Data records for software interfaces
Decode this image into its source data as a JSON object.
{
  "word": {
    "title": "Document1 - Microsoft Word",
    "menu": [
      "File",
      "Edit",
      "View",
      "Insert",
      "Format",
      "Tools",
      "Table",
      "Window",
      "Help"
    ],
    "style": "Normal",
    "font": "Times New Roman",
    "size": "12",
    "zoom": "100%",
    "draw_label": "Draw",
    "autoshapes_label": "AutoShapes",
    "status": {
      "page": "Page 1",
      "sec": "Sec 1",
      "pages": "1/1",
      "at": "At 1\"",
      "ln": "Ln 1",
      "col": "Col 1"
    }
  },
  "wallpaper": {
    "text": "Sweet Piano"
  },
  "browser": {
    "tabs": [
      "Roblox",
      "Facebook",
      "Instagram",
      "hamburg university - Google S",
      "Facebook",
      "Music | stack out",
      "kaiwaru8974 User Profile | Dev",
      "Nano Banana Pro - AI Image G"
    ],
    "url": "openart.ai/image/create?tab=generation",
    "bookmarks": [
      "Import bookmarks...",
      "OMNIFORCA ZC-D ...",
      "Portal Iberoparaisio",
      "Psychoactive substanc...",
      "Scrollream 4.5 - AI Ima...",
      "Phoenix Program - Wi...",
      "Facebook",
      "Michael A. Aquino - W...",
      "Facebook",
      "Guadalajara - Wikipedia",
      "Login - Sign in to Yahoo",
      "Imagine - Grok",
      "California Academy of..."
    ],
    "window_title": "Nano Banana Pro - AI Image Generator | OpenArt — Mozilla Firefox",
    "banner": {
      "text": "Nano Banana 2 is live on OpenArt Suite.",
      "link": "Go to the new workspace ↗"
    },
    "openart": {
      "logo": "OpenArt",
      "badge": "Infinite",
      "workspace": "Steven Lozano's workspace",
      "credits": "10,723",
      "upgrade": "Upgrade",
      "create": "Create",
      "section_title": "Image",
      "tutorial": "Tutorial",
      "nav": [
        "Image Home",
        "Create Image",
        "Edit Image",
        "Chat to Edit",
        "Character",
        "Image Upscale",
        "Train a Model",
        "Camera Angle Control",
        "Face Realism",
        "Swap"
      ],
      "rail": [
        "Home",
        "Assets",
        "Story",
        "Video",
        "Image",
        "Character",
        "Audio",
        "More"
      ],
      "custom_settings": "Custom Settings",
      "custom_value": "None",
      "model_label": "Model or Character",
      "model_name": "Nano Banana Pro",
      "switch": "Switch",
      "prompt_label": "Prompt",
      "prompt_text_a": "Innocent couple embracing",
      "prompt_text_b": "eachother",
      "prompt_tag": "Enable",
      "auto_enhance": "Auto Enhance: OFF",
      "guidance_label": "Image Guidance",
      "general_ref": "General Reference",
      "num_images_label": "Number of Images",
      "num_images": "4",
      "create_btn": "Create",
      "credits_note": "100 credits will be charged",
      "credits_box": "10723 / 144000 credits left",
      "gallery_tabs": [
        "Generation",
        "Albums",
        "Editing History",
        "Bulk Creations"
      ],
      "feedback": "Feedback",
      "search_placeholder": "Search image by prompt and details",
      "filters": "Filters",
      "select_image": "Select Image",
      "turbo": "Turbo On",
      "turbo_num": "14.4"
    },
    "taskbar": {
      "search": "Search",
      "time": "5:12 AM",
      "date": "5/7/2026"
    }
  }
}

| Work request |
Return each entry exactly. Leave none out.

| Your response |
Decode this image into its source data as a JSON object.
{
  "word": {
    "title": "Document1 - Microsoft Word",
    "menu": [
      "File",
      "Edit",
      "View",
      "Insert",
      "Format",
      "Tools",
      "Table",
      "Window",
      "Help"
    ],
    "style": "Normal",
    "font": "Times New Roman",
    "size": "12",
    "zoom": "100%",
    "draw_label": "Draw",
    "autoshapes_label": "AutoShapes",
    "status": {
      "page": "Page 1",
      "sec": "Sec 1",
      "pages": "1/1",
      "at": "At 1\"",
      "ln": "Ln 1",
      "col": "Col 1"
    }
  },
  "wallpaper": {
    "text": "Sweet Piano"
  },
  "browser": {
    "tabs": [
      "Roblox",
      "Facebook",
      "Instagram",
      "hamburg university - Google S",
      "Facebook",
      "Music | stack out",
      "kaiwaru8974 User Profile | Dev",
      "Nano Banana Pro - AI Image G"
    ],
    "url": "openart.ai/image/create?tab=generation",
    "bookmarks": [
      "Import bookmarks...",
      "OMNIFORCA ZC-D ...",
      "Portal Iberoparaisio",
      "Psychoactive substanc...",
      "Scrollream 4.5 - AI Ima...",
      "Phoenix Program - Wi...",
      "Facebook",
      "Michael A. Aquino - W...",
      "Facebook",
      "Guadalajara - Wikipedia",
      "Login - Sign in to Yahoo",
      "Imagine - Grok",
      "California Academy of..."
    ],
    "window_title": "Nano Banana Pro - AI Image Generator | OpenArt — Mozilla Firefox",
    "banner": {
      "text": "Nano Banana 2 is live on OpenArt Suite.",
      "link": "Go to the new workspace ↗"
    },
    "openart": {
      "logo": "OpenArt",
      "badge": "Infinite",
      "workspace": "Steven Lozano's workspace",
      "credits": "10,723",
      "upgrade": "Upgrade",
      "create": "Create",
      "section_title": "Image",
      "tutorial": "Tutorial",
      "nav": [
        "Image Home",
        "Create Image",
        "Edit Image",
        "Chat to Edit",
        "Character",
        "Image Upscale",
        "Train a Model",
        "Camera Angle Control",
        "Face Realism",
        "Swap"
      ],
      "rail": [
        "Home",
        "Assets",
        "Story",
        "Video",
        "Image",
        "Character",
        "Audio",
        "More"
      ],
      "custom_settings": "Custom Settings",
      "custom_value": "None",
      "model_label": "Model or Character",
      "model_name": "Nano Banana Pro",
      "switch": "Switch",
      "prompt_label": "Prompt",
      "prompt_text_a": "Innocent couple embracing",
      "prompt_text_b": "eachother",
      "prompt_tag": "Enable",
      "auto_enhance": "Auto Enhance: OFF",
      "guidance_label": "Image Guidance",
      "general_ref": "General Reference",
      "num_images_label": "Number of Images",
      "num_images": "4",
      "create_btn": "Create",
      "credits_note": "100 credits will be charged",
      "credits_box": "10723 / 144000 credits left",
      "gallery_tabs": [
        "Generation",
        "Albums",
        "Editing History",
        "Bulk Creations"
      ],
      "feedback": "Feedback",
      "search_placeholder": "Search image by prompt and details",
      "filters": "Filters",
      "select_image": "Select Image",
      "turbo": "Turbo On",
      "turbo_num": "14.4"
    },
    "taskbar": {
      "search": "Search",
      "time": "5:12 AM",
      "date": "5/7/2026"
    }
  }
}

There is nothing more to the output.